There's no better passtime in January than looking forward
to the world being green again.

04 January 2012

For Auld Lang Syne

It's been several weeks since I've written anything here.  Not for lack of anything to say but because there's been much to do, without the time to write about it. A happy confluence of chores and pastimes and day trips and enjoying Christmas and New Year's Eve.  All those things that seem to pleasantly devour the days and nights each year at this time. And what little time there is to sit down and write is spent on letters to friends or loved ones or setting things down in the little PROJECTS diary I'm starting for the year ahead.

As the new year begins I've made a list of the things I hope to accomplish, season by season. Nothing earth-shattering and all quite manageable... provided I don't let my inherent laziness and procrastination get in the way.  I'm pretty terrible that way.  On any given morning I can have a mental list of tasks that need to be done—simple things like ironing, dusting, and tidying closets, things I actually enjoy doing because I'm such a homebody at heart. But then a book or a colorful pile of yarn will beckon to me, or a wonderful film will be playing on the television, and the next thing I know the day has slipped past and I've had the loveliest time but nothing on my list has been accomplished.  

But this year's list is a good one, a realistic one, and with luck and patience I'll make my way through it, at my own pace.  Books and knitting notwithstanding.

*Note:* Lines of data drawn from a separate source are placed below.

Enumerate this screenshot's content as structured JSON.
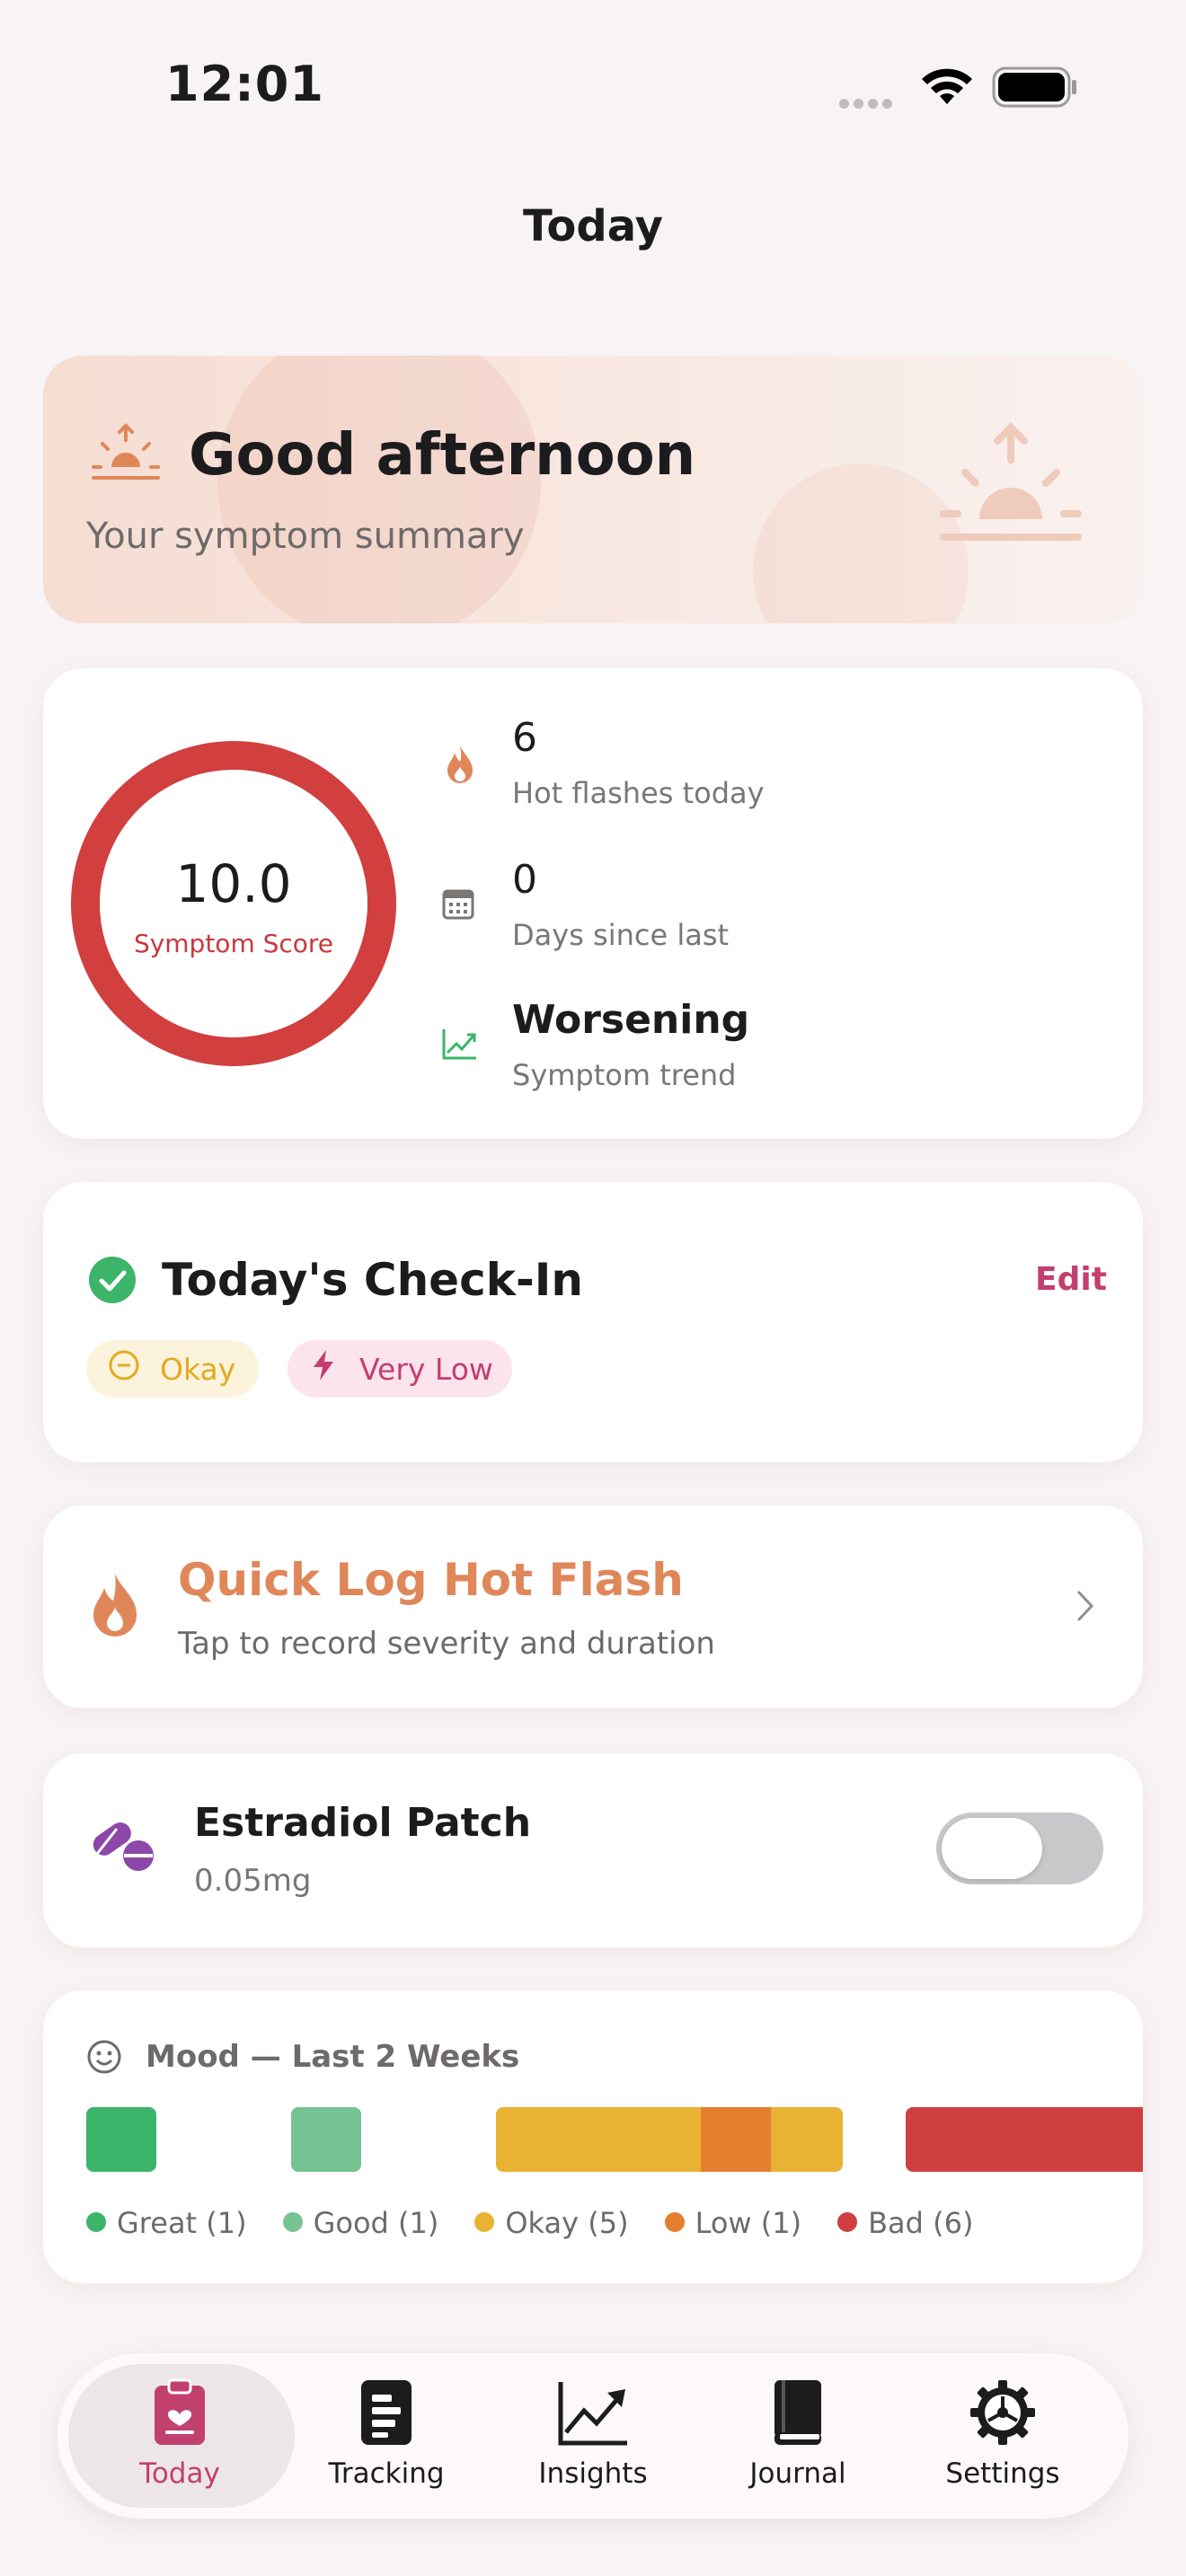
{
  "status_bar": {
    "time": "12:01"
  },
  "nav": {
    "title": "Today"
  },
  "greeting": {
    "title": "Good afternoon",
    "subtitle": "Your symptom summary"
  },
  "score": {
    "value": "10.0",
    "label": "Symptom Score",
    "ring_color": "#d13f3f",
    "stats": [
      {
        "icon": "flame-icon",
        "value": "6",
        "label": "Hot flashes today"
      },
      {
        "icon": "calendar-icon",
        "value": "0",
        "label": "Days since last"
      },
      {
        "icon": "trend-chart-icon",
        "value": "Worsening",
        "label": "Symptom trend"
      }
    ]
  },
  "checkin": {
    "title": "Today's Check-In",
    "edit_label": "Edit",
    "mood_chip": "Okay",
    "energy_chip": "Very Low"
  },
  "quick_log": {
    "title": "Quick Log Hot Flash",
    "subtitle": "Tap to record severity and duration"
  },
  "medication": {
    "name": "Estradiol Patch",
    "dose": "0.05mg",
    "enabled": false
  },
  "mood": {
    "title": "Mood — Last 2 Weeks",
    "legend": [
      {
        "label": "Great (1)",
        "color": "#3cb56a"
      },
      {
        "label": "Good (1)",
        "color": "#77c293"
      },
      {
        "label": "Okay (5)",
        "color": "#e8b232"
      },
      {
        "label": "Low (1)",
        "color": "#e67e2f"
      },
      {
        "label": "Bad (6)",
        "color": "#cf3f3f"
      }
    ]
  },
  "tabs": [
    {
      "label": "Today",
      "icon": "clipboard-heart-icon",
      "active": true
    },
    {
      "label": "Tracking",
      "icon": "list-icon",
      "active": false
    },
    {
      "label": "Insights",
      "icon": "chart-up-icon",
      "active": false
    },
    {
      "label": "Journal",
      "icon": "book-icon",
      "active": false
    },
    {
      "label": "Settings",
      "icon": "gear-icon",
      "active": false
    }
  ],
  "colors": {
    "accent": "#c2406e",
    "flame": "#e0875a",
    "success": "#3cb56a"
  }
}
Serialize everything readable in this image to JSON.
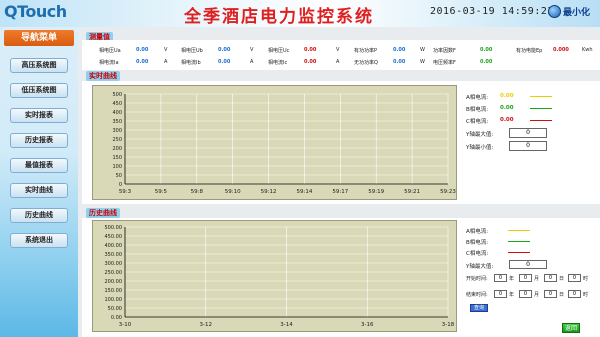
{
  "header": {
    "logo": "QTouch",
    "title": "全季酒店电力监控系统",
    "datetime": "2016-03-19 14:59:23",
    "minimize_label": "最小化"
  },
  "sidebar": {
    "title": "导航菜单",
    "items": [
      {
        "label": "高压系统图"
      },
      {
        "label": "低压系统图"
      },
      {
        "label": "实时报表"
      },
      {
        "label": "历史报表"
      },
      {
        "label": "最值报表"
      },
      {
        "label": "实时曲线"
      },
      {
        "label": "历史曲线"
      },
      {
        "label": "系统退出"
      }
    ]
  },
  "measure": {
    "section_label": "测量值",
    "row1": [
      {
        "label": "相电压Ua",
        "value": "0.00",
        "unit": "V",
        "color": "#1e6fd0"
      },
      {
        "label": "相电压Ub",
        "value": "0.00",
        "unit": "V",
        "color": "#1e6fd0"
      },
      {
        "label": "相电压Uc",
        "value": "0.00",
        "unit": "V",
        "color": "#d01010"
      },
      {
        "label": "有功功率P",
        "value": "0.00",
        "unit": "W",
        "color": "#1e6fd0"
      },
      {
        "label": "功率因数F",
        "value": "0.00",
        "unit": "",
        "color": "#1aa51a"
      },
      {
        "label": "有功电能Ep",
        "value": "0.000",
        "unit": "Kwh",
        "color": "#d01010"
      }
    ],
    "row2": [
      {
        "label": "相电流Ia",
        "value": "0.00",
        "unit": "A",
        "color": "#1e6fd0"
      },
      {
        "label": "相电流Ib",
        "value": "0.00",
        "unit": "A",
        "color": "#1e6fd0"
      },
      {
        "label": "相电流Ic",
        "value": "0.00",
        "unit": "A",
        "color": "#d01010"
      },
      {
        "label": "无功功率Q",
        "value": "0.00",
        "unit": "W",
        "color": "#1e6fd0"
      },
      {
        "label": "电压频率F",
        "value": "0.00",
        "unit": "",
        "color": "#1aa51a"
      }
    ]
  },
  "realtime": {
    "section_label": "实时曲线",
    "y_ticks": [
      "500",
      "450",
      "400",
      "350",
      "300",
      "250",
      "200",
      "150",
      "100",
      "50",
      "0"
    ],
    "x_ticks": [
      "59:3",
      "59:5",
      "59:8",
      "59:10",
      "59:12",
      "59:14",
      "59:17",
      "59:19",
      "59:21",
      "59:23"
    ],
    "legend": [
      {
        "label": "A相电流:",
        "value": "0.00",
        "color": "#e8d000"
      },
      {
        "label": "B相电流:",
        "value": "0.00",
        "color": "#1aa51a"
      },
      {
        "label": "C相电流:",
        "value": "0.00",
        "color": "#d01010"
      }
    ],
    "ymax_label": "Y轴最大值:",
    "ymax_value": "0",
    "ymin_label": "Y轴最小值:",
    "ymin_value": "0"
  },
  "history": {
    "section_label": "历史曲线",
    "y_ticks": [
      "500.00",
      "450.00",
      "400.00",
      "350.00",
      "300.00",
      "250.00",
      "200.00",
      "150.00",
      "100.00",
      "50.00",
      "0.00"
    ],
    "x_ticks": [
      "3-10",
      "3-12",
      "3-14",
      "3-16",
      "3-18"
    ],
    "legend": [
      {
        "label": "A相电流:",
        "color": "#e8d000"
      },
      {
        "label": "B相电流:",
        "color": "#1aa51a"
      },
      {
        "label": "C相电流:",
        "color": "#d01010"
      }
    ],
    "ymax_label": "Y轴最大值:",
    "ymax_value": "0",
    "start_label": "开始时间:",
    "end_label": "结束时间:",
    "start_fields": [
      {
        "value": "0",
        "unit": "年"
      },
      {
        "value": "0",
        "unit": "月"
      },
      {
        "value": "0",
        "unit": "日"
      },
      {
        "value": "0",
        "unit": "时"
      }
    ],
    "end_fields": [
      {
        "value": "0",
        "unit": "年"
      },
      {
        "value": "0",
        "unit": "月"
      },
      {
        "value": "0",
        "unit": "日"
      },
      {
        "value": "0",
        "unit": "时"
      }
    ],
    "query_label": "查询",
    "return_label": "返回"
  }
}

And there’s a hand, my trusty fiere !
and gie's a hand o’ thine !
And we’ll tak a right gude-willy waught,
for auld lang syne.